The pilot untied us from the dock and we taxied/floated to the end of the rectangular pond. Taxi was so slow compared to what I expected. Takeoff was incredibly smooth, I didn’t even realize we were airborne because it was essentially a soft field takeoff, get airborne and fly close to the surface for a while.

Heading out to Elfin


When we reached Elfin, we circled over the ‘normal’ landing strip at least 4 times (stomach churning really steep turns, mild turbulence). The pilot later told me that landing near the village would have been fine, but takeoff would have been a bit dangerous because of immediate downdrafts (coming over the the mountain between the open water and the village) and crosswinds. Amazing what the water surface can tell a pilot. The surface looked completely calm to my untrained eye.

Elfin Cove; yep, that’s all the buildings there are.

We landed right in the sheltered area right beside the mountain in the middle of the water. Scary exciting because our path was low right over mountain and then sharply down into the wind protected zone. A very smooth landing nonetheless. I want piloting skills like that someday.

We landed in the area sheltered from the wind (picture left).

A fishing boat met us out in the middle of all that water, and the pilot unloaded 1 passenger and some mail. The amazon.com box made me smile – this company is everywhere, even remote villages with a population of ~10 πŸ™‚

I assume amazon still has free shipping even when mail has to be delivered via tiny plane πŸ™‚
And we wave goodbye to the local airport shuttle boat πŸ™‚

Back up we went for the short hop to Pelican.

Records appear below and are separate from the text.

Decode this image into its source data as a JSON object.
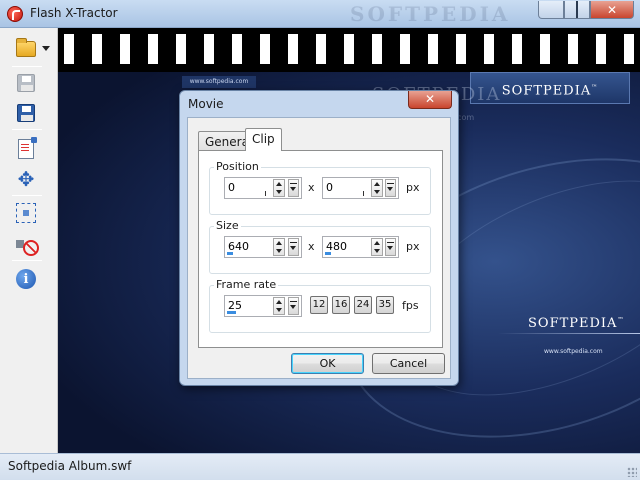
{
  "window": {
    "title": "Flash X-Tractor",
    "title_watermark": "SOFTPEDIA"
  },
  "toolbar": {
    "items": [
      {
        "icon": "open-folder-icon",
        "label": "Open"
      },
      {
        "icon": "save-disabled-icon",
        "label": "Save"
      },
      {
        "icon": "save-as-icon",
        "label": "Save As"
      },
      {
        "icon": "properties-doc-icon",
        "label": "Properties"
      },
      {
        "icon": "move-icon",
        "label": "Move"
      },
      {
        "icon": "resize-icon",
        "label": "Resize"
      },
      {
        "icon": "mute-icon",
        "label": "Mute"
      },
      {
        "icon": "info-icon",
        "label": "About"
      }
    ]
  },
  "content": {
    "film_url": "www.softpedia.com",
    "logo_top": "SOFTPEDIA",
    "watermark": "SOFTPEDIA",
    "watermark_url": "www.softpedia.com",
    "logo_bottom": "SOFTPEDIA",
    "url_bottom": "www.softpedia.com"
  },
  "dialog": {
    "title": "Movie",
    "tabs": [
      {
        "label": "General",
        "active": false
      },
      {
        "label": "Clip",
        "active": true
      }
    ],
    "position": {
      "label": "Position",
      "x": "0",
      "y": "0",
      "separator": "x",
      "unit": "px"
    },
    "size": {
      "label": "Size",
      "width": "640",
      "height": "480",
      "separator": "x",
      "unit": "px"
    },
    "frame_rate": {
      "label": "Frame rate",
      "value": "25",
      "presets": [
        "12",
        "16",
        "24",
        "35"
      ],
      "unit": "fps"
    },
    "ok_label": "OK",
    "cancel_label": "Cancel"
  },
  "statusbar": {
    "text": "Softpedia Album.swf"
  },
  "colors": {
    "accent": "#3a8de0",
    "titlebar": "#b9d1ea",
    "close": "#c9452e"
  }
}
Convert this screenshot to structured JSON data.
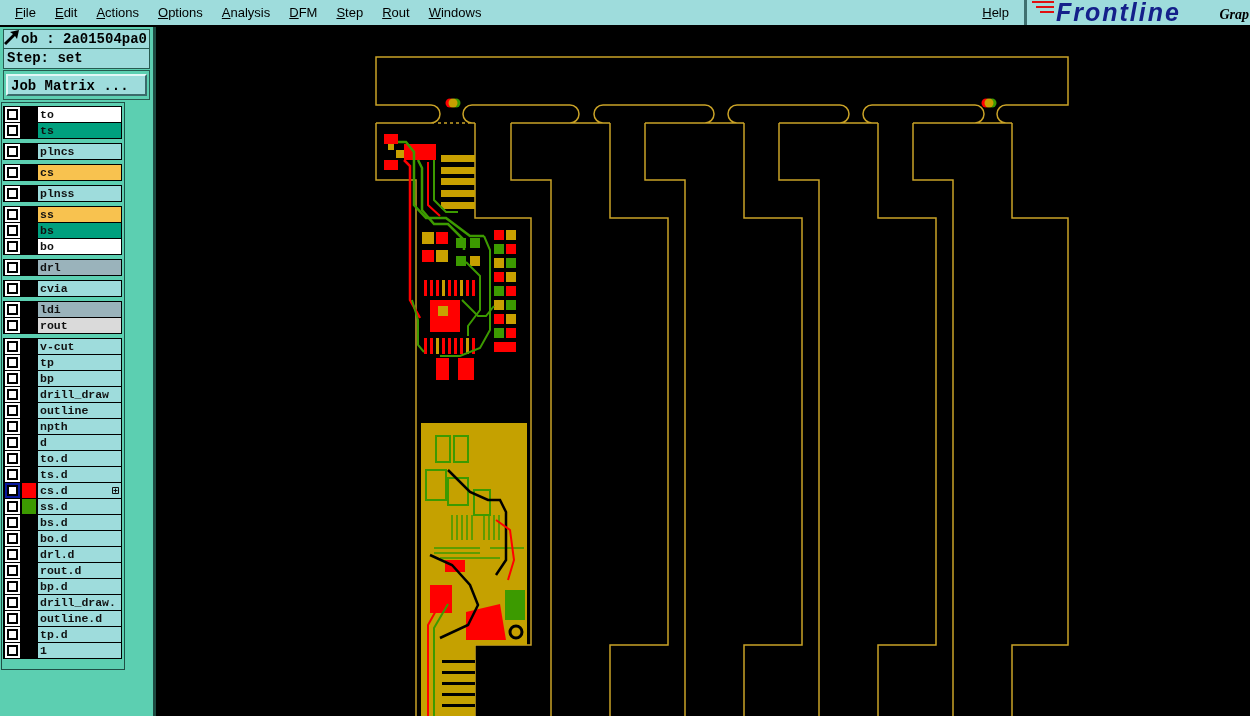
{
  "menu_bar": {
    "items": [
      "File",
      "Edit",
      "Actions",
      "Options",
      "Analysis",
      "DFM",
      "Step",
      "Rout",
      "Windows"
    ],
    "help": "Help"
  },
  "logo": {
    "text": "Frontline",
    "caption": "Grap"
  },
  "job_panel": {
    "job": "ob : 2a01504pa0",
    "step": "Step: set",
    "matrix_button": "Job Matrix ..."
  },
  "layer_groups": [
    {
      "layers": [
        {
          "name": "to",
          "color": "#ffffff",
          "checked": false,
          "selected": false,
          "plus_box": false
        },
        {
          "name": "ts",
          "color": "#00a07e",
          "checked": false,
          "selected": false,
          "plus_box": false
        }
      ]
    },
    {
      "layers": [
        {
          "name": "plncs",
          "color": "#9edcdc",
          "checked": false,
          "selected": false,
          "plus_box": false
        }
      ]
    },
    {
      "layers": [
        {
          "name": "cs",
          "color": "#f8c24f",
          "checked": false,
          "selected": false,
          "plus_box": false
        }
      ]
    },
    {
      "layers": [
        {
          "name": "plnss",
          "color": "#9edcdc",
          "checked": false,
          "selected": false,
          "plus_box": false
        }
      ]
    },
    {
      "layers": [
        {
          "name": "ss",
          "color": "#f8c24f",
          "checked": false,
          "selected": false,
          "plus_box": false
        },
        {
          "name": "bs",
          "color": "#00a07e",
          "checked": false,
          "selected": false,
          "plus_box": false
        },
        {
          "name": "bo",
          "color": "#ffffff",
          "checked": false,
          "selected": false,
          "plus_box": false
        }
      ]
    },
    {
      "layers": [
        {
          "name": "drl",
          "color": "#9ab3bb",
          "checked": false,
          "selected": false,
          "plus_box": false
        }
      ]
    },
    {
      "layers": [
        {
          "name": "cvia",
          "color": "#9edcdc",
          "checked": false,
          "selected": false,
          "plus_box": false
        }
      ]
    },
    {
      "layers": [
        {
          "name": "ldi",
          "color": "#9ab3bb",
          "checked": false,
          "selected": false,
          "plus_box": false
        },
        {
          "name": "rout",
          "color": "#dadada",
          "checked": false,
          "selected": false,
          "plus_box": false
        }
      ]
    },
    {
      "layers": [
        {
          "name": "v-cut",
          "color": "#9edcdc",
          "checked": false,
          "selected": false,
          "plus_box": false
        },
        {
          "name": "tp",
          "color": "#9edcdc",
          "checked": false,
          "selected": false,
          "plus_box": false
        },
        {
          "name": "bp",
          "color": "#9edcdc",
          "checked": false,
          "selected": false,
          "plus_box": false
        },
        {
          "name": "drill_draw",
          "color": "#9edcdc",
          "checked": false,
          "selected": false,
          "plus_box": false
        },
        {
          "name": "outline",
          "color": "#9edcdc",
          "checked": false,
          "selected": false,
          "plus_box": false
        },
        {
          "name": "npth",
          "color": "#9edcdc",
          "checked": false,
          "selected": false,
          "plus_box": false
        },
        {
          "name": "d",
          "color": "#9edcdc",
          "checked": false,
          "selected": false,
          "plus_box": false
        },
        {
          "name": "to.d",
          "color": "#9edcdc",
          "checked": false,
          "selected": false,
          "plus_box": false
        },
        {
          "name": "ts.d",
          "color": "#9edcdc",
          "checked": false,
          "selected": false,
          "plus_box": false
        },
        {
          "name": "cs.d",
          "color": "#9edcdc",
          "checked": false,
          "selected": true,
          "plus_box": true,
          "swatch": {
            "color": "#ff0000"
          }
        },
        {
          "name": "ss.d",
          "color": "#9edcdc",
          "checked": false,
          "selected": false,
          "plus_box": false,
          "swatch": {
            "color": "#3c9a00"
          }
        },
        {
          "name": "bs.d",
          "color": "#9edcdc",
          "checked": false,
          "selected": false,
          "plus_box": false
        },
        {
          "name": "bo.d",
          "color": "#9edcdc",
          "checked": false,
          "selected": false,
          "plus_box": false
        },
        {
          "name": "drl.d",
          "color": "#9edcdc",
          "checked": false,
          "selected": false,
          "plus_box": false
        },
        {
          "name": "rout.d",
          "color": "#9edcdc",
          "checked": false,
          "selected": false,
          "plus_box": false
        },
        {
          "name": "bp.d",
          "color": "#9edcdc",
          "checked": false,
          "selected": false,
          "plus_box": false
        },
        {
          "name": "drill_draw.",
          "color": "#9edcdc",
          "checked": false,
          "selected": false,
          "plus_box": false
        },
        {
          "name": "outline.d",
          "color": "#9edcdc",
          "checked": false,
          "selected": false,
          "plus_box": false
        },
        {
          "name": "tp.d",
          "color": "#9edcdc",
          "checked": false,
          "selected": false,
          "plus_box": false
        },
        {
          "name": "1",
          "color": "#9edcdc",
          "checked": false,
          "selected": false,
          "plus_box": false
        }
      ]
    }
  ]
}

Landing at Pelican was super tame, taxied right up to the dock. We unloaded passenger 2 and the remaining mail.Β  Pelican doesn’t currently have a grocery store (closed due to the economy) so there was undoubtedly snack food in some of the the mail parcels.Β  Also took on boxed frozen fish. Pelican is a fishing community and since a supply ferry only comes once a month, the fish being sold is flown out to Juneau. I estimated at least 500 pounds of fish were loaded, 50 lbs at a time. We also took 2 packages on. Each was covered with about 30 $1 stamps – So much prettier than the normal labels the post office places on your parcels.

Pelican, AK straight ahead.
Floated right up to the dock
Pelican, AK
Mail being flown from Pelican to Juneau, so many boxes of frozen fish!

When we tookoff from Elfin, some mist had hit the plane’s windshield. The water evaporated but left behind a salt residue. I was given the task of cleaning the windshield (and not falling into the water).

Me, cleaning the windshield of salt residue, trying not to fall into the water πŸ™‚
See the whale?

On the flight back, the pilot took us low when he spotted breaching whales! I didn’t get pictures from the air but did see whales later on my beachside hike:

This was such as beautiful day!

Flying from Pelican to Juneau

I never got to land on a glacier on this trip, but at least I did get to see one from the air on the way back to Juneau:

Juneau and Mendenhall Glacier!!! Glacier is that blueish valley between the mountains.

And here we are, coming in for the final landing at Juneau. Landing on water is still such a weird concept for me.


I’m so excited that my flight school has recently started offering float plane training. I can’t wait to try it myself.